By Aaron Ramson

Budweiser released its second edition of the Freedom Reserve series, and given my current fascination with reviewing Budweiser products, I had to know what it’s all about.

One of the reasons craft beer purists hate AB Inbev (the shortened name of Anheuser Busch InBev SA/NV, the global conglomerate beverage and brewing company) is because of the practices the corporation has used in the past to try and keep independent brewers from having shelf space in retail outlets like grocery stores. Once those methods didn’t work out as successfully as they’d have liked, AB InBev then invested millions in buying out successful small craft breweries like Goose island, Golden Road, and Elysian. Craft beer saw themselves as the rebellion, and AB Inbev was doing nothing in its power to stop itself from looking like the evil empire.

But AB Inbev is no different than any other ruling house that is trying to maintain control of its once large dynasty, and for all the shady corporate practices that they’ve been guilty of, there’s also some very cool practices as well.


A press release on Anheuser Busch’s press site states, “Budweiser Freedom Reserve Red Lager was brewed by the veterans who brew for Budweiser, with a portion of proceeds sold this summer benefitting Folds of Honor—a nonprofit organization providing scholarships to military families.”

Budweiser’s also playing up the fact that this beer is based on George Washington’s historic homebrew recipe, found in his 1757 notebook, which is public domain in the New York Public Library house. His original recipe simply calls for molasses, hops, and yeast, and several small breweries from New York have already attempted their take on the brew. Budweiser is the first massive production brewery to take on the historic beer, and I got my hands on a six-pack to find out how they did.

APPEARANCE: Packaged in an attractive, vintage-style stubby bottle, the beer already appeals as a throwback to older designs. It pours into a glass a deep-orange color that just hints at amber, with a full cap of foam that dissipates quickly. It’s a little unsatisfying, it leaves me wanting more color from this beer. If you’ve ever had Alesmith’s Evil Dead Red Ale, then you’d know how sexy looking a deep red beer can look. 3/5.
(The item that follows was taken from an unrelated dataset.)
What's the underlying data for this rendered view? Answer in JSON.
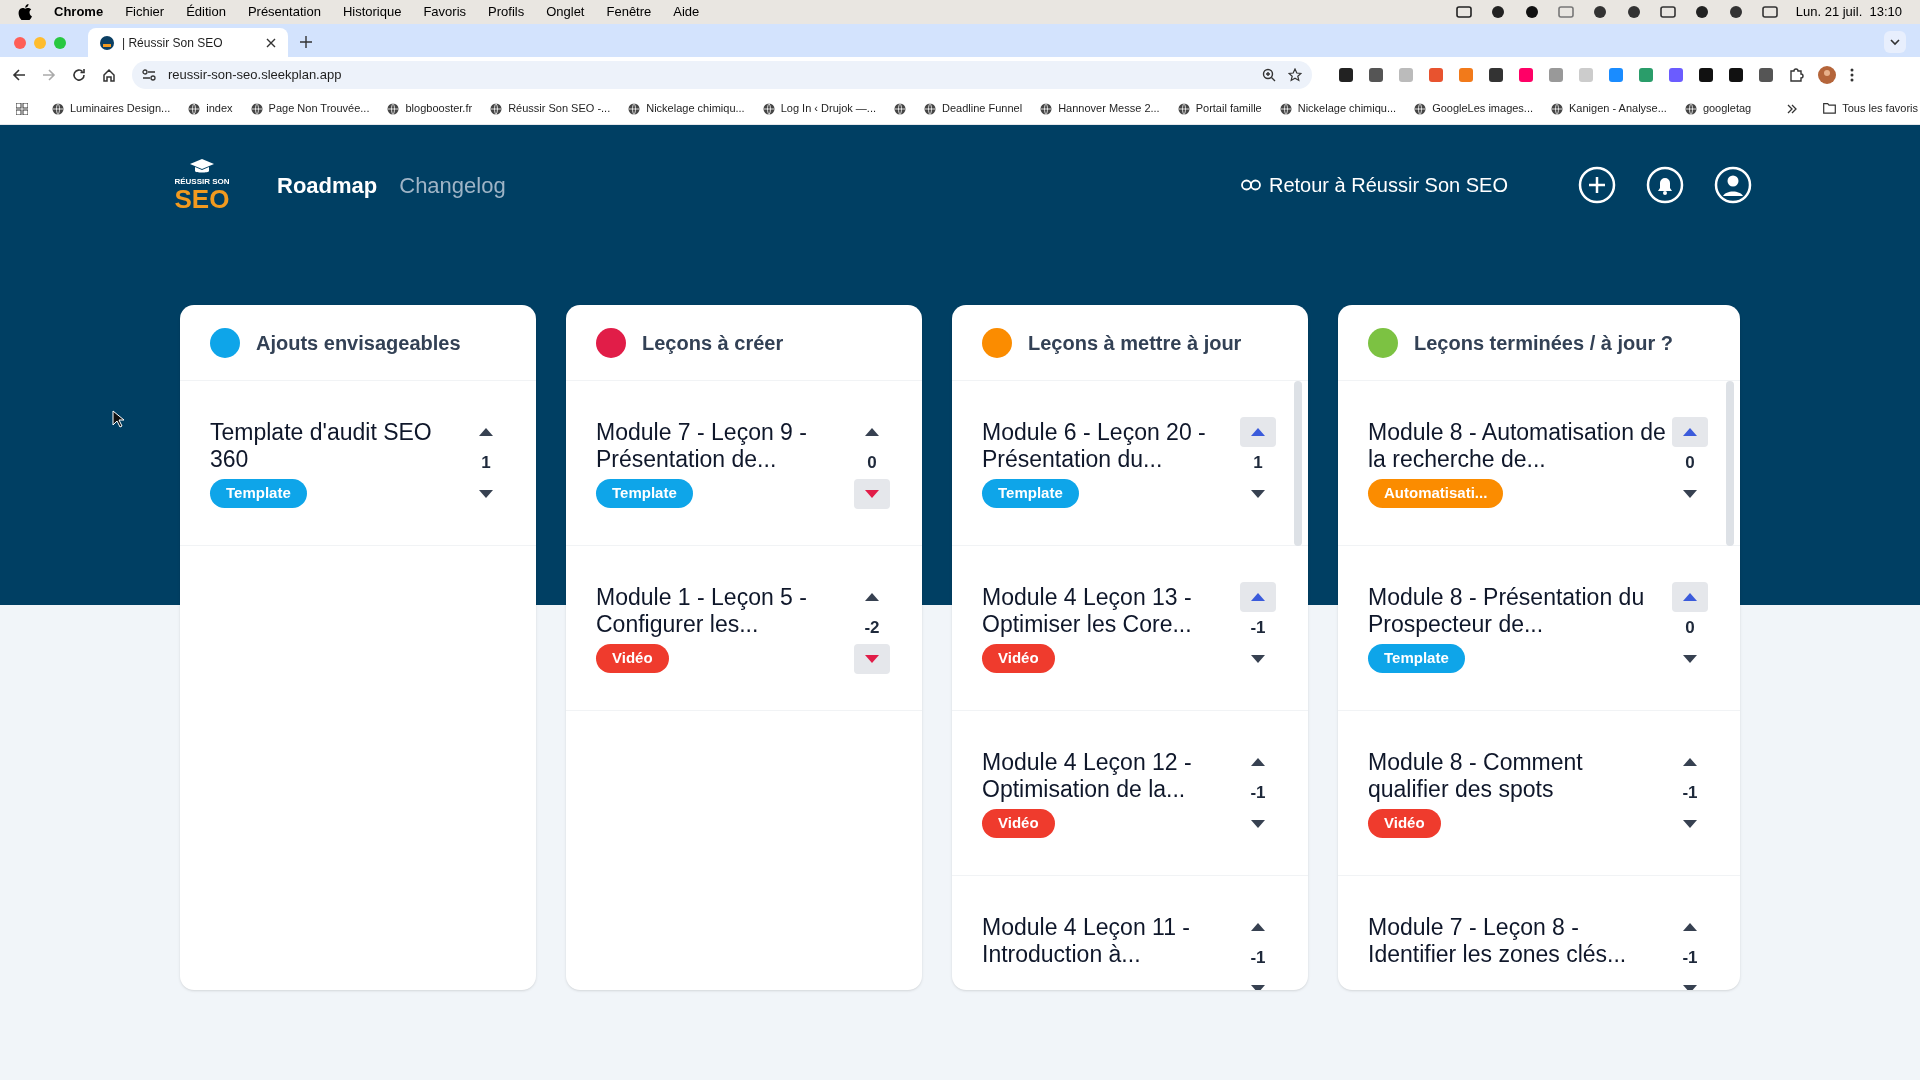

SMELL: A balance of cooked, malted cereal and woody, herbal hop character. Assertive, with a nose of cedar and a slight, burnt-sugar sweetness that makes you think of molasses. Nowhere to be found is the cooked-rice nose that you get from standard Budweiser; this beer is serious about making a statement to beer drinkers. 4/5.

TASTE 4/5: Taste follows the nose, with a deep, caramel sweetness tempered and balanced by a mild bitterness. The taste is a little subdued; but to me it speaks of skill and craftsmanship to create a beer that puts balance and nuance before big, bold flavor and attitude. Gone is the taste of adjuncts, along with the vegetal taste you get at the end of a Budweiser lager as it warms. No wait…there it is. Just a little vegetal at the end of the palate, but still not a strong flaw that detracts from the flavors.

Critics will call it bland or boring, but craft beer acolytes must also think the same of a well-made British bitter. The flavor is enough to appeal to entry-level craft drinkers, and for that I give it 4/5.

MOUTHFEEL: Another area where this beer gets good marks is its mouthfeel. Medium-full bodied, but with a slightly silkier mouthfeel than you’d expect from a mass marketed lager. The carbonation seems less sharp as well, allowing me to taste the lightly-caramel flavors going on in this beer. 4/5

OVERALL: In 2013, MillerCoors put out a red lager called Third Shift, and it was designed to blur the lines and definitions of what craft beer is. Here we are five years later with AB Inbev’s take on the style, and not only is it a better beer than Third Shift, but it further blurs the lines of what a craft vs mass marketed beer is supposed to be. While craft beer is busy furthering the boundaries and definitions of what a beer can be, larger breweries are getting better at crafting the basic styles that put craft beer on the map in the first place. Freedom Reserve is an unexpectedly good brew from a company usually vilified by the craft beer industry, and it earns a solid ranking of 3.8/5.